## TASK REQUIREMENTS:
Please copy out every line in the entries that includes the word "dịch".

## RECORDS:

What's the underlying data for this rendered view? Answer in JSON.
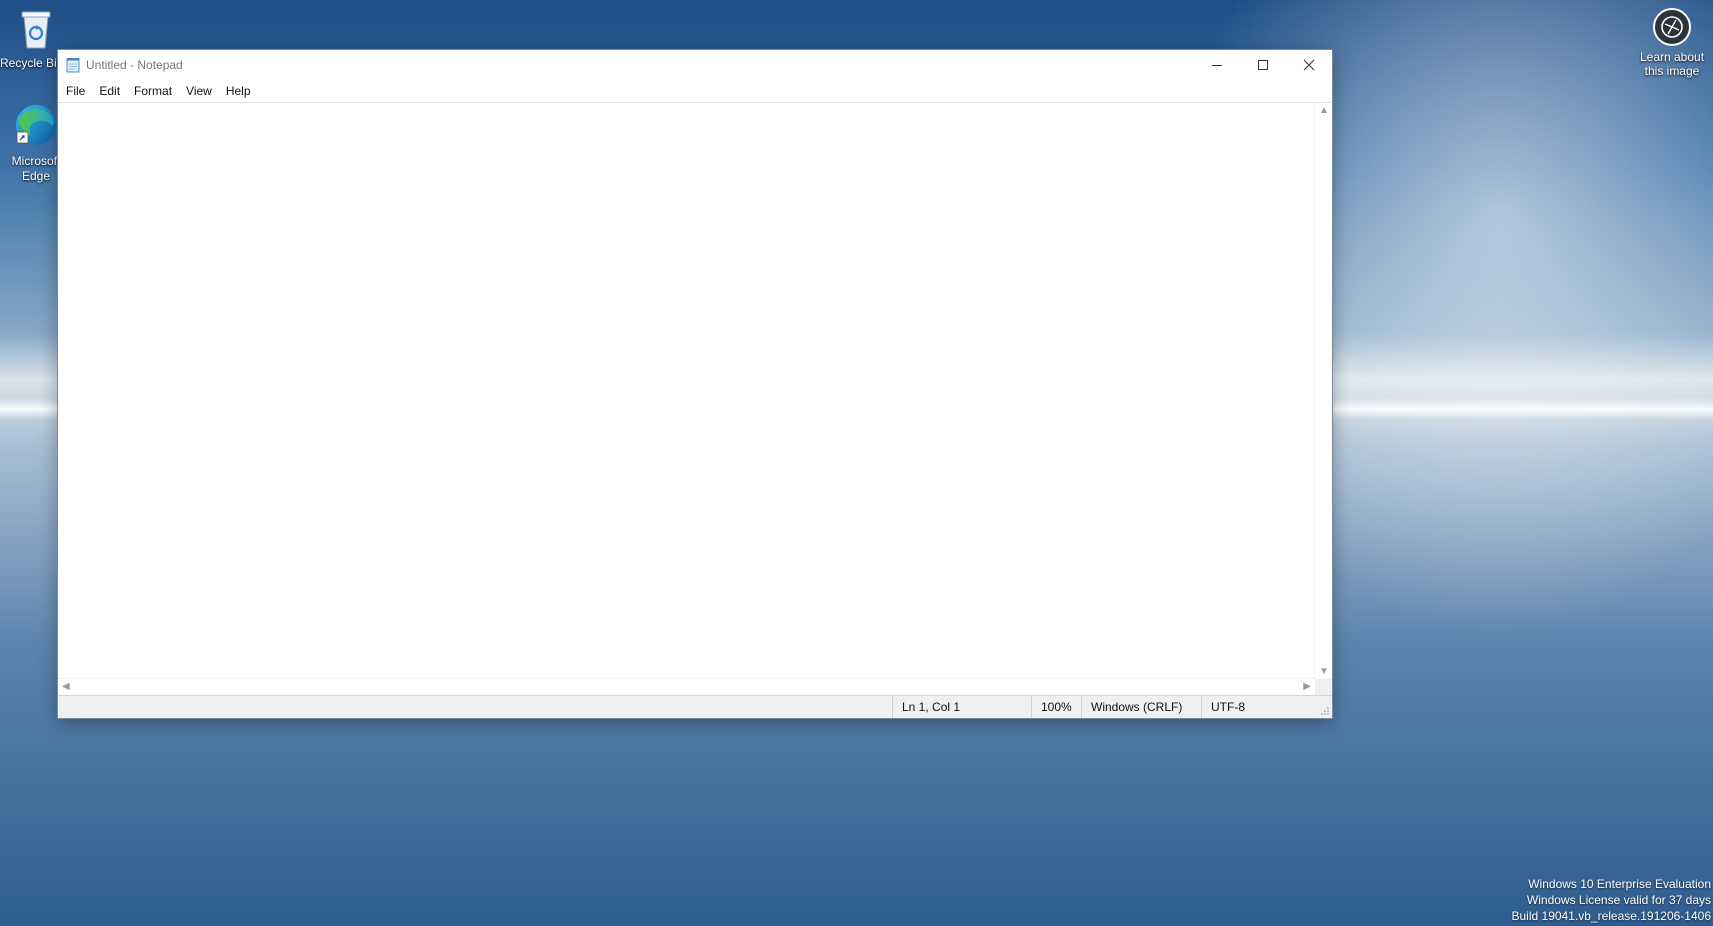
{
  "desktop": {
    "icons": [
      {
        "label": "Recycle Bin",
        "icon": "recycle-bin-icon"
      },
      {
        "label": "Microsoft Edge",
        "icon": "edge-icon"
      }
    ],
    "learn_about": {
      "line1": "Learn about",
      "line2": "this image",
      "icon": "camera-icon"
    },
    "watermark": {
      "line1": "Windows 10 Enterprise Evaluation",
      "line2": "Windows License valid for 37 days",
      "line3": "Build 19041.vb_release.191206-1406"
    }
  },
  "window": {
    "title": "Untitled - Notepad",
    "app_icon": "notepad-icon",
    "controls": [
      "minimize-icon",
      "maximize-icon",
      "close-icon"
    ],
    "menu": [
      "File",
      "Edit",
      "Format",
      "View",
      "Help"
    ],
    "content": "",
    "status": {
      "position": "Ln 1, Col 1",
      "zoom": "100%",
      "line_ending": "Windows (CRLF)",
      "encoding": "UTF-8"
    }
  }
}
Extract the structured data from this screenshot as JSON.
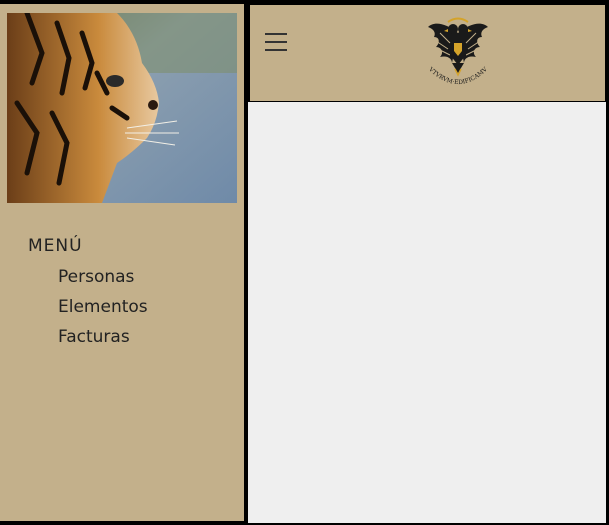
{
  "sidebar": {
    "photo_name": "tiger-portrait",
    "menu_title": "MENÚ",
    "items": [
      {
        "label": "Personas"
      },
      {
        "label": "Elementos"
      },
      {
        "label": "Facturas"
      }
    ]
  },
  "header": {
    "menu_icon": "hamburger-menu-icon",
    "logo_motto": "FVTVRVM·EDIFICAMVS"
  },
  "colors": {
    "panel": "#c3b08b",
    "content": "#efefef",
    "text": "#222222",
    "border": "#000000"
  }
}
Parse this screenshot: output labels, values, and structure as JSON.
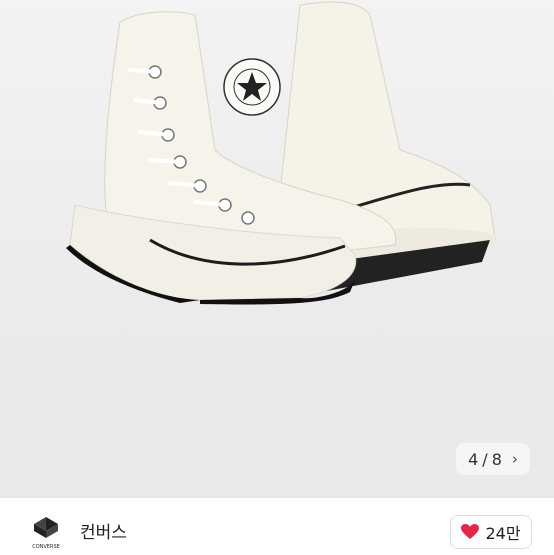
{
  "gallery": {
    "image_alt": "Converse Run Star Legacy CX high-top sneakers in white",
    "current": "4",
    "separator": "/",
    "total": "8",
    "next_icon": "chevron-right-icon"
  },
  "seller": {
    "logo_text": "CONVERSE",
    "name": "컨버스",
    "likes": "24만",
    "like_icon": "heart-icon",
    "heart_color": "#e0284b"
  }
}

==

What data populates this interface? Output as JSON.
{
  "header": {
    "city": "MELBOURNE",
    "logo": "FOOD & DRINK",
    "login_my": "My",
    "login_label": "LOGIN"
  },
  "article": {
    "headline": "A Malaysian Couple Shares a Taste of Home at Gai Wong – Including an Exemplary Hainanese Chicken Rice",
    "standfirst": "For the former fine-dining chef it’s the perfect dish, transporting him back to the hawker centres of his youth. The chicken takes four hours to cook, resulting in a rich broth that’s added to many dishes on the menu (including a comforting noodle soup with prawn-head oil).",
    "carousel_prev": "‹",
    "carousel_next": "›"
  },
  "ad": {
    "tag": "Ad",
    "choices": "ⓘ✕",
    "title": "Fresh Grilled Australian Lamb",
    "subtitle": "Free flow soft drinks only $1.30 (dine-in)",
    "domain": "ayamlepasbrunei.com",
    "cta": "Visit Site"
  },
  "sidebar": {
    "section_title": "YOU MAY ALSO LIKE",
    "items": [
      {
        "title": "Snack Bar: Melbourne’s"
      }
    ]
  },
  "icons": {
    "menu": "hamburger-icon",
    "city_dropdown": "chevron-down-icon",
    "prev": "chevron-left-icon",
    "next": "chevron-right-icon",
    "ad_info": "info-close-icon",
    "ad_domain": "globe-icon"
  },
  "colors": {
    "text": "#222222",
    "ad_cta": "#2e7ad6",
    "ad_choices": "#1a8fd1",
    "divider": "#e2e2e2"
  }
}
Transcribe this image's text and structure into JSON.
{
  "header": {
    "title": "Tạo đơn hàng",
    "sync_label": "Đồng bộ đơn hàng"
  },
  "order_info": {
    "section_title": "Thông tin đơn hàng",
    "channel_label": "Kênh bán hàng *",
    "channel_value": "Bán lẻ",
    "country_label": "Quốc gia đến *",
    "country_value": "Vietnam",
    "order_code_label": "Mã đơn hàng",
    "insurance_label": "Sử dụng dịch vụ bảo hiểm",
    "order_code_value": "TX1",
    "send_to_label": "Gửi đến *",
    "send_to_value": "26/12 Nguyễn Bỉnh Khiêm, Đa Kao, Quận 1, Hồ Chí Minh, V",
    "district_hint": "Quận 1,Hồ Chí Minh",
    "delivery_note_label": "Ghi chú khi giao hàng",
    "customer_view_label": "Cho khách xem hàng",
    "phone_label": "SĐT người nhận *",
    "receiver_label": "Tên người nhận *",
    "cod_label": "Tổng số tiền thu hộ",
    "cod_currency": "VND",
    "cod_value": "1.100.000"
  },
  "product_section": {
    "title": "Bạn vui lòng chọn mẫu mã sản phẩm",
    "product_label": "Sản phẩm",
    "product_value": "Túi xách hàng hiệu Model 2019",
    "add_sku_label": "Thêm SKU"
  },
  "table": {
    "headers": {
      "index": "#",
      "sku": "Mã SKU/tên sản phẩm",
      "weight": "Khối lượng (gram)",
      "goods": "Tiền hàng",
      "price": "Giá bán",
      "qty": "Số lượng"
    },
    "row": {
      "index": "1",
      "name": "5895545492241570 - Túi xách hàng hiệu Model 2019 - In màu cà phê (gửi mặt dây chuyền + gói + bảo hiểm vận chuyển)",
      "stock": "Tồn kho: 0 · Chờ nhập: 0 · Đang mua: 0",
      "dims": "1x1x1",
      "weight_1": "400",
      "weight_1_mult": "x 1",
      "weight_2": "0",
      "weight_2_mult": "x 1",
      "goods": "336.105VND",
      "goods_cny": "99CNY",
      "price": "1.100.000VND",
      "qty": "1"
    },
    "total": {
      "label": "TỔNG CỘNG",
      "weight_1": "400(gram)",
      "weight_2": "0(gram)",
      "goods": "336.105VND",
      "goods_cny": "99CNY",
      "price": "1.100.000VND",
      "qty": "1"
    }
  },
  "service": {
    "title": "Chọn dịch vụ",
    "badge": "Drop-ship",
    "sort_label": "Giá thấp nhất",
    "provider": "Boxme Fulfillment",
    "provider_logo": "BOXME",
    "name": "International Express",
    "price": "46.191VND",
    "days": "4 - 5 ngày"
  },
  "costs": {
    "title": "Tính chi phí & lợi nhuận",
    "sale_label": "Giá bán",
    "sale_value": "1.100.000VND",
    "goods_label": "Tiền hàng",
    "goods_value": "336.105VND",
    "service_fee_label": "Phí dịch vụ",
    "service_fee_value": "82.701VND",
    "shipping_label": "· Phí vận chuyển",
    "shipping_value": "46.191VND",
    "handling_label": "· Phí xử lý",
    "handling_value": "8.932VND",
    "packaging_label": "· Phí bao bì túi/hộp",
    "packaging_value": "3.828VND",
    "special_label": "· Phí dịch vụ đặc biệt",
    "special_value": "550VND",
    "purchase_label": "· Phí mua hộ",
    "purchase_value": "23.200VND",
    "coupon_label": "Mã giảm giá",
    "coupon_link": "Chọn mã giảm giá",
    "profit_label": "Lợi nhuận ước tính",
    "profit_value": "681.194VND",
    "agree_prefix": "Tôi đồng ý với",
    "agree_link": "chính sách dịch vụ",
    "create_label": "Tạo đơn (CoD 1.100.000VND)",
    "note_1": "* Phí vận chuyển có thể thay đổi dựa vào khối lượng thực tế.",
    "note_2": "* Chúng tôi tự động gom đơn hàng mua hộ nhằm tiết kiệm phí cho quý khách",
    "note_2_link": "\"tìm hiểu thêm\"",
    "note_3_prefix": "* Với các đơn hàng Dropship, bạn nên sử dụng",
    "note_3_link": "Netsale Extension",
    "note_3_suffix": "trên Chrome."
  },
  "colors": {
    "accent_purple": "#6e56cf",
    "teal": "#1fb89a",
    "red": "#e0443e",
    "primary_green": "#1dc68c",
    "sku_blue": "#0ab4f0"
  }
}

## YOUR SOLUTION:
    "insurance_label": "Sử dụng dịch vụ bảo hiểm",
    "title": "Chọn dịch vụ",
    "service_fee_label": "Phí dịch vụ",
    "special_label": "· Phí dịch vụ đặc biệt",
    "agree_link": "chính sách dịch vụ",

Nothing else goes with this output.